A City Protected by Water
The Romans chose York’s location partly because the rivers provided natural defensive barriers on two sides. A thousand years later the same principle was used to extend the city’s defences. Extensive man-made waterways were created around the city as further barriers against attack.
It began with the Norman Conquest; William I ordered water from the River Foss to be diverted to fill a moat around the castle at York (from about 1068). Damming the River Foss to supply water for the moat caused large-scale flooding. The flooded area became known as the King’s Fishpond and, though the water has long since gone, the area still retains the name ‘Foss Islands’.
Another great defensive project took place in the thirteenth century. In about 1215, a water-filled ditch was dug around the perimeter of the city, running the length of the walls on the sides not protected by the rivers.
The water-filled ditch was 50 feet wide and 10 feet deep and the moat around the castle around 30 feet wide and a similar depth. The scale of these lost features is difficult to imagine today but visible evidence of the ditch does still remain, along Nunnery Lane, Lord Mayor’s Walk and Jewbury. Click here for a satellite image on Google Maps.

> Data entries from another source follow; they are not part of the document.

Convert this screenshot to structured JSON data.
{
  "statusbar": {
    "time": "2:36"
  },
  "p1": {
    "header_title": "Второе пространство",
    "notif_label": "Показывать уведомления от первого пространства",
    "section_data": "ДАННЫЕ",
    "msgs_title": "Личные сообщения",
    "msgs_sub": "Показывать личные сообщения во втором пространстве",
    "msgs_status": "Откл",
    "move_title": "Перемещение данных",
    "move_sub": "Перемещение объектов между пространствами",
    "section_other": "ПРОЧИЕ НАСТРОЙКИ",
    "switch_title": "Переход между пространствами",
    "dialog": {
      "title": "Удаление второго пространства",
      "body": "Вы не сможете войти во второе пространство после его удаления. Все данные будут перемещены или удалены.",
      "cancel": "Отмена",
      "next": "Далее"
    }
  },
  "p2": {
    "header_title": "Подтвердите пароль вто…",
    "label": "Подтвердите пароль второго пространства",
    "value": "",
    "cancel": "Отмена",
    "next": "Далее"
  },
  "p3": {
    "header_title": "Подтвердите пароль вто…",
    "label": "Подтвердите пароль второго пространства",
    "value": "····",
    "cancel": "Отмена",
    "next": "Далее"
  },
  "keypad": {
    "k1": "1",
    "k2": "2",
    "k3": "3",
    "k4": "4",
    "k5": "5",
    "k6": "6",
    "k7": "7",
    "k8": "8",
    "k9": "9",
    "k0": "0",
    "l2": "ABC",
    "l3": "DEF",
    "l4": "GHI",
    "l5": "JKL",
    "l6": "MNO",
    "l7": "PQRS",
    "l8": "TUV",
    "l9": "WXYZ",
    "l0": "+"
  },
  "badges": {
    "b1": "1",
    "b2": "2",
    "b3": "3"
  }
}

Only at the south-east gate of the castle is there evidence of a drawbridge spanning the moat.
A regulation of 1584 instructed the perimeter ditches to be cut and cleaned to a width of 12 feet and a depth of 3 feet; evidence of their declining defensive importance. The moat around the castle remained until the later eighteenth century.

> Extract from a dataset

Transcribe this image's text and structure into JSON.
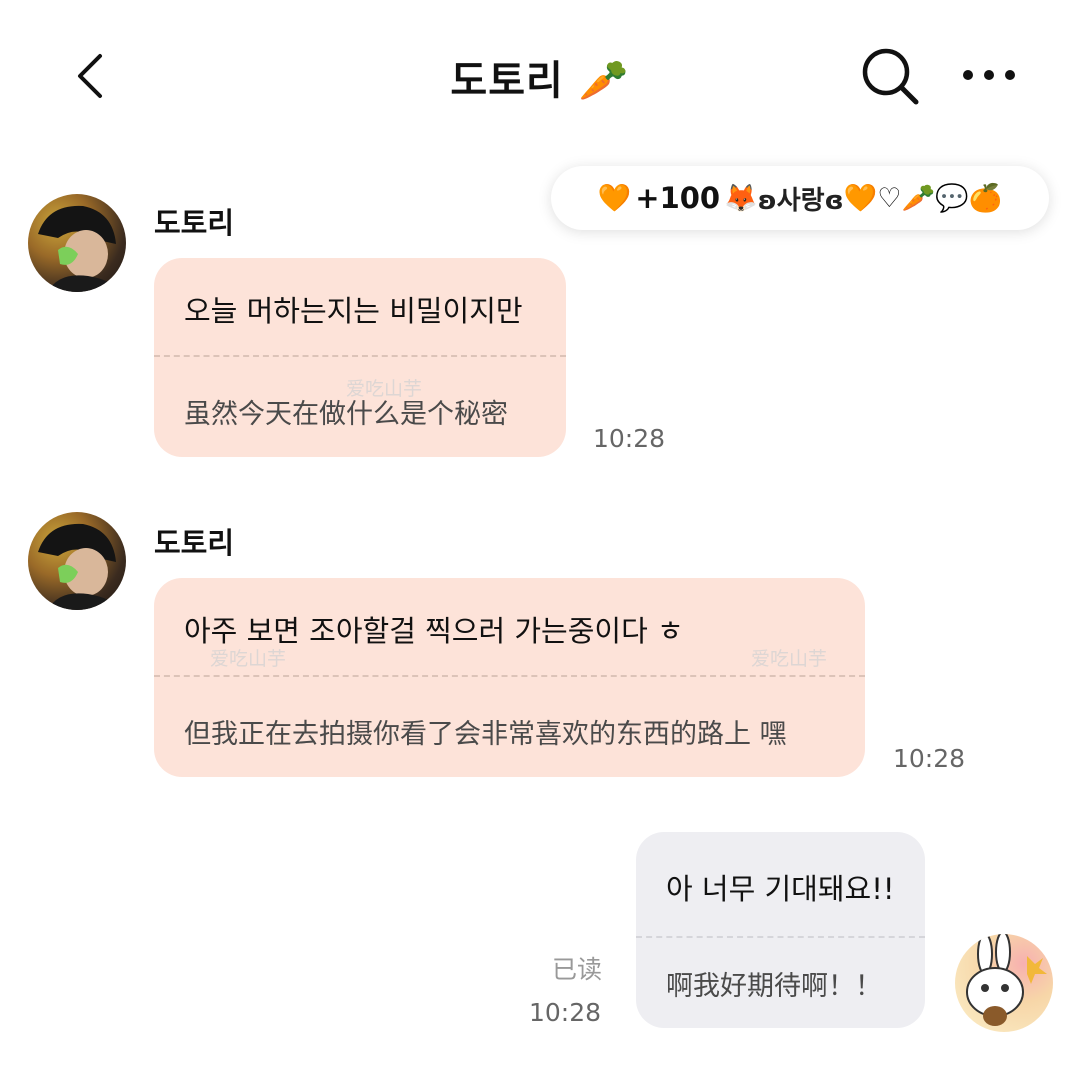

Throughout the Middle Ages, defence and control of the River Ouse was provided by two chains, which were hung across the river; one upstream from Ouse Bridge, between Barker Tower and Lendal Tower and one downstream, between Skeldergate Tower and Davy Tower. The chains are first mentioned in the Custodies of 1380 following the city’s introduction of a river ‘through toll’ in the mid-fourteenth century. In June 1553 the city instructed that the two chains be sold for the common profit of the city. Hence during the Civil War (1642 – 1651), Royalists blocked the Ouse between Skeldergate Tower and Davy Tower, not with a chain, but with boats mounted with canons.